Data to examine:
◆ ◆ ◆ ◆ ◆ ◆ ◆

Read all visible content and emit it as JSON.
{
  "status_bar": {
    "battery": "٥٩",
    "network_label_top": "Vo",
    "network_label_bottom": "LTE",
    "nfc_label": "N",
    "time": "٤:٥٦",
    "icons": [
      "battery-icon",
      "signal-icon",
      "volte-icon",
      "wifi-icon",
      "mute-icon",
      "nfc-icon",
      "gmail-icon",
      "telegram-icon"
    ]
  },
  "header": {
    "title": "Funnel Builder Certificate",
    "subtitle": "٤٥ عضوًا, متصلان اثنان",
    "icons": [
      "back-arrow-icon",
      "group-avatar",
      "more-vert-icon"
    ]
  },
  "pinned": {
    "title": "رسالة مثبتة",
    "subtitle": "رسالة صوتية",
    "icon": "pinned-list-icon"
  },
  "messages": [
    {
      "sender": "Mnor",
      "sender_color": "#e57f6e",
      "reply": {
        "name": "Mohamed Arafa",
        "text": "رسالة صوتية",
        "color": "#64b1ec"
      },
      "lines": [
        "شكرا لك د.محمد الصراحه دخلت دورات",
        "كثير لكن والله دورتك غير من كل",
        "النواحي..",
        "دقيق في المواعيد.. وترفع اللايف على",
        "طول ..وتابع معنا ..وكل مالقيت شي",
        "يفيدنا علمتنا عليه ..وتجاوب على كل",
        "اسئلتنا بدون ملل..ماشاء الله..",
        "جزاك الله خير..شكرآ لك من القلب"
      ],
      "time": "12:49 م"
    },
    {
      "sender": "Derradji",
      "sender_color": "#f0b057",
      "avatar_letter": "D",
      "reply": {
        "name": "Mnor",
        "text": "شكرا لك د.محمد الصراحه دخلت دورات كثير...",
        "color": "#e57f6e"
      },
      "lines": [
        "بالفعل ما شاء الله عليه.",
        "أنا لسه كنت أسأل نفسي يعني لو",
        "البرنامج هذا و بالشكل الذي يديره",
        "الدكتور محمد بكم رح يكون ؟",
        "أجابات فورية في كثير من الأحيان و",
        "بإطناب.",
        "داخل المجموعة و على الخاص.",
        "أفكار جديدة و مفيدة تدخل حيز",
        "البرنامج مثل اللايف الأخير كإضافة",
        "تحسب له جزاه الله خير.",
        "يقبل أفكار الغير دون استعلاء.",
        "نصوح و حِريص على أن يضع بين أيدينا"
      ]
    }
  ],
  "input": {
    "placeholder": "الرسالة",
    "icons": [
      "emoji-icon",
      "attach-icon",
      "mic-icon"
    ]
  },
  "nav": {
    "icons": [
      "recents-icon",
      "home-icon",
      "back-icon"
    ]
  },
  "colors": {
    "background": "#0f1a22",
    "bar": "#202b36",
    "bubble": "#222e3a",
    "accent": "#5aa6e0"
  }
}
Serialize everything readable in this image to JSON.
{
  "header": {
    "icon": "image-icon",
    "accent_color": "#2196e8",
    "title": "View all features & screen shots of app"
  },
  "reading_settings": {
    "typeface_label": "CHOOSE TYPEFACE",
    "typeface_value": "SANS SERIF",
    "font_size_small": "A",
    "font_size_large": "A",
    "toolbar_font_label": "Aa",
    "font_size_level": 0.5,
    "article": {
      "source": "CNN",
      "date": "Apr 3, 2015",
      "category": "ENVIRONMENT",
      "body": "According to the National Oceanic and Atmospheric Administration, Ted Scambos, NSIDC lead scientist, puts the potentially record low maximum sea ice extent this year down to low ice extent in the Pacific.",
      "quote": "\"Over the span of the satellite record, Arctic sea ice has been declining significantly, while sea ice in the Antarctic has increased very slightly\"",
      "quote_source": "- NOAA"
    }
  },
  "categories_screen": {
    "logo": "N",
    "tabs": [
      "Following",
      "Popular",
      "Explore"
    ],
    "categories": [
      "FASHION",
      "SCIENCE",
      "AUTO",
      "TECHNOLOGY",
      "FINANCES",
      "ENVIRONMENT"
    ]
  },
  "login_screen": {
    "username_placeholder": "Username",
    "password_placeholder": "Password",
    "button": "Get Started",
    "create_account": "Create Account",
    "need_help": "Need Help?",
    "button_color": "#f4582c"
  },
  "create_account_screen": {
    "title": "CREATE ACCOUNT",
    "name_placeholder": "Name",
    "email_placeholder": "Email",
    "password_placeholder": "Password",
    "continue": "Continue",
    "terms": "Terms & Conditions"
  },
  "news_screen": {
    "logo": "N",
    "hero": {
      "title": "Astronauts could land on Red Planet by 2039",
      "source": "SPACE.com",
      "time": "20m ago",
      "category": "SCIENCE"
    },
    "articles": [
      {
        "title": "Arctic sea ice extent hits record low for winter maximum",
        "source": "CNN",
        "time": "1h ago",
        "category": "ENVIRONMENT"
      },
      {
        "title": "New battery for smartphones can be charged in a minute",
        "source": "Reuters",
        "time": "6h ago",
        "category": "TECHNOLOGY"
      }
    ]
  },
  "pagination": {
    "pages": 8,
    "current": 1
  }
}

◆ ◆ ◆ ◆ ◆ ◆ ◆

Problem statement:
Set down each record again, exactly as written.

Result of the task:
Read all visible content and emit it as JSON.
{
  "status_bar": {
    "battery": "٥٩",
    "network_label_top": "Vo",
    "network_label_bottom": "LTE",
    "nfc_label": "N",
    "time": "٤:٥٦",
    "icons": [
      "battery-icon",
      "signal-icon",
      "volte-icon",
      "wifi-icon",
      "mute-icon",
      "nfc-icon",
      "gmail-icon",
      "telegram-icon"
    ]
  },
  "header": {
    "title": "Funnel Builder Certificate",
    "subtitle": "٤٥ عضوًا, متصلان اثنان",
    "icons": [
      "back-arrow-icon",
      "group-avatar",
      "more-vert-icon"
    ]
  },
  "pinned": {
    "title": "رسالة مثبتة",
    "subtitle": "رسالة صوتية",
    "icon": "pinned-list-icon"
  },
  "messages": [
    {
      "sender": "Mnor",
      "sender_color": "#e57f6e",
      "reply": {
        "name": "Mohamed Arafa",
        "text": "رسالة صوتية",
        "color": "#64b1ec"
      },
      "lines": [
        "شكرا لك د.محمد الصراحه دخلت دورات",
        "كثير لكن والله دورتك غير من كل",
        "النواحي..",
        "دقيق في المواعيد.. وترفع اللايف على",
        "طول ..وتابع معنا ..وكل مالقيت شي",
        "يفيدنا علمتنا عليه ..وتجاوب على كل",
        "اسئلتنا بدون ملل..ماشاء الله..",
        "جزاك الله خير..شكرآ لك من القلب"
      ],
      "time": "12:49 م"
    },
    {
      "sender": "Derradji",
      "sender_color": "#f0b057",
      "avatar_letter": "D",
      "reply": {
        "name": "Mnor",
        "text": "شكرا لك د.محمد الصراحه دخلت دورات كثير...",
        "color": "#e57f6e"
      },
      "lines": [
        "بالفعل ما شاء الله عليه.",
        "أنا لسه كنت أسأل نفسي يعني لو",
        "البرنامج هذا و بالشكل الذي يديره",
        "الدكتور محمد بكم رح يكون ؟",
        "أجابات فورية في كثير من الأحيان و",
        "بإطناب.",
        "داخل المجموعة و على الخاص.",
        "أفكار جديدة و مفيدة تدخل حيز",
        "البرنامج مثل اللايف الأخير كإضافة",
        "تحسب له جزاه الله خير.",
        "يقبل أفكار الغير دون استعلاء.",
        "نصوح و حِريص على أن يضع بين أيدينا"
      ]
    }
  ],
  "input": {
    "placeholder": "الرسالة",
    "icons": [
      "emoji-icon",
      "attach-icon",
      "mic-icon"
    ]
  },
  "nav": {
    "icons": [
      "recents-icon",
      "home-icon",
      "back-icon"
    ]
  },
  "colors": {
    "background": "#0f1a22",
    "bar": "#202b36",
    "bubble": "#222e3a",
    "accent": "#5aa6e0"
  }
}
Serialize everything readable in this image to JSON.
{
  "header": {
    "icon": "image-icon",
    "accent_color": "#2196e8",
    "title": "View all features & screen shots of app"
  },
  "reading_settings": {
    "typeface_label": "CHOOSE TYPEFACE",
    "typeface_value": "SANS SERIF",
    "font_size_small": "A",
    "font_size_large": "A",
    "toolbar_font_label": "Aa",
    "font_size_level": 0.5,
    "article": {
      "source": "CNN",
      "date": "Apr 3, 2015",
      "category": "ENVIRONMENT",
      "body": "According to the National Oceanic and Atmospheric Administration, Ted Scambos, NSIDC lead scientist, puts the potentially record low maximum sea ice extent this year down to low ice extent in the Pacific.",
      "quote": "\"Over the span of the satellite record, Arctic sea ice has been declining significantly, while sea ice in the Antarctic has increased very slightly\"",
      "quote_source": "- NOAA"
    }
  },
  "categories_screen": {
    "logo": "N",
    "tabs": [
      "Following",
      "Popular",
      "Explore"
    ],
    "categories": [
      "FASHION",
      "SCIENCE",
      "AUTO",
      "TECHNOLOGY",
      "FINANCES",
      "ENVIRONMENT"
    ]
  },
  "login_screen": {
    "username_placeholder": "Username",
    "password_placeholder": "Password",
    "button": "Get Started",
    "create_account": "Create Account",
    "need_help": "Need Help?",
    "button_color": "#f4582c"
  },
  "create_account_screen": {
    "title": "CREATE ACCOUNT",
    "name_placeholder": "Name",
    "email_placeholder": "Email",
    "password_placeholder": "Password",
    "continue": "Continue",
    "terms": "Terms & Conditions"
  },
  "news_screen": {
    "logo": "N",
    "hero": {
      "title": "Astronauts could land on Red Planet by 2039",
      "source": "SPACE.com",
      "time": "20m ago",
      "category": "SCIENCE"
    },
    "articles": [
      {
        "title": "Arctic sea ice extent hits record low for winter maximum",
        "source": "CNN",
        "time": "1h ago",
        "category": "ENVIRONMENT"
      },
      {
        "title": "New battery for smartphones can be charged in a minute",
        "source": "Reuters",
        "time": "6h ago",
        "category": "TECHNOLOGY"
      }
    ]
  },
  "pagination": {
    "pages": 8,
    "current": 1
  }
}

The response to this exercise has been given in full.